Intended for healthcare professionals

Rapid response to:


Getting better value from the NHS drug budget

BMJ 2010; 341 doi: (Published 17 December 2010) Cite this as: BMJ 2010;341:c6449

Rapid Response:

Changing prescribing may not be so simple

Moon et al make a convincing case that a relatively small number of
changes in prescribing could save considerable money, but delivering such
savings may not be so simple.

First, there is not always consensus that different drugs are
therapeutically equivalent. They estimate 84 million pounds of savings
from switching patients from tiotropium to ipratropium, but this is
contrary to the 2010 NICE COPD guideline update
( -recommendation
U4). The evidence underlying this recommendation is open to
interpretation, but cost driven switching is inevitably less persuasive in
such situations.

Second, they give the example of switching patients from modified
release nifedipine to amlodipine. For some years, my old practice was
always near the top of our local league table for cost-effective calcium
channel blocker use because we routinely used the recommended cheaper drug
- modified release nifedipine. When amlodipine came off patent and it
became formulary first choice, we went from hero to zero overnight. We
decided that we would immediately switch to using amlodipine for new
patients, but that we would not routinely change existing patients'
treatment. This was primarily because changing drugs causes significant
side effects in a proportion of patients. These side effects are a
mixture of placebo (or more accurately nocebo) effects and genuine
differences in tolerance. But their cause is irrelevant, as is blinded
trial evidence that side effect rates are similar with two drugs. The key
issue is that a significant proportion of patients experience symptoms as
a result of medication change, and this needs to be managed even if they
are 'just' nocebo. Managing the process of reviewing 1.3 million patients
on losartan is therefore no small task, and is unlikely to be achieved
quickly unless it is done without discussion with patients. As David
Phizackerley highlights, where does that leave "no decision about me
without me"?

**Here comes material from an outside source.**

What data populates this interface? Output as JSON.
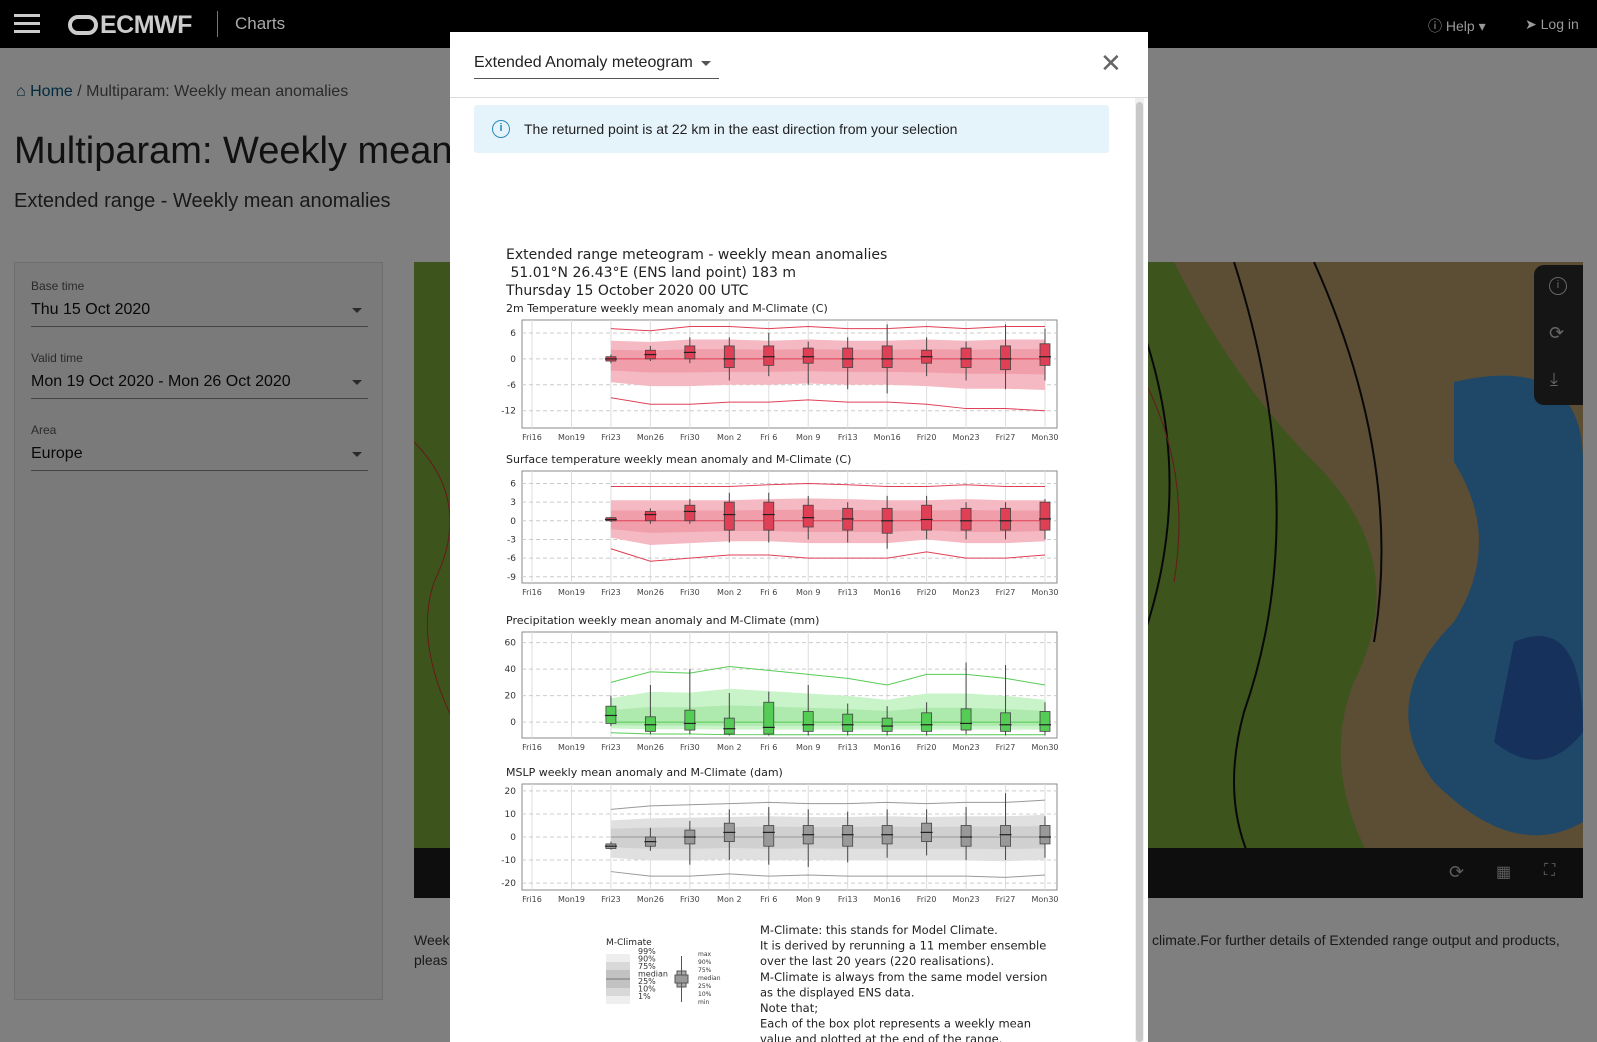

Third, we had the reverse experience of going from zero to hero with
proton pump inhibitors. While both were still on patent, we had a higher
proportion of patients on omeprazole (more expensive) compared to
lansoprazole (cheaper and local guideline recommended as a result). When
omeprazole came off patent and became formulary first choice, our PPI
prescribing cost indicator 'performance' miraculously improved. Such
sudden changes in 'quality' risk breeding cynicism in those being
measured, but highlights a more general difficulty with a generic
anticipation policy. The drug due to come off patent first may be the
class leader and the most expensive while on patent. That implies that
drug switching for 'generic anticipation' has to be achieved in very short
time-frames if it isn't to adversely affect budgets now, irrespective of
likely savings in the future.

None of this means that the NHS shouldn't seek to minimise
prescribing costs as far as possible, but systematically and rapidly
delivering the changes they identify will require upfront investment that
seems unlikely in the current financial climate.

Bruce Guthrie

Competing interests: No competing interests

24 December 2010
Bruce Guthrie
Professor of Primary Care Medicine
University of Dundee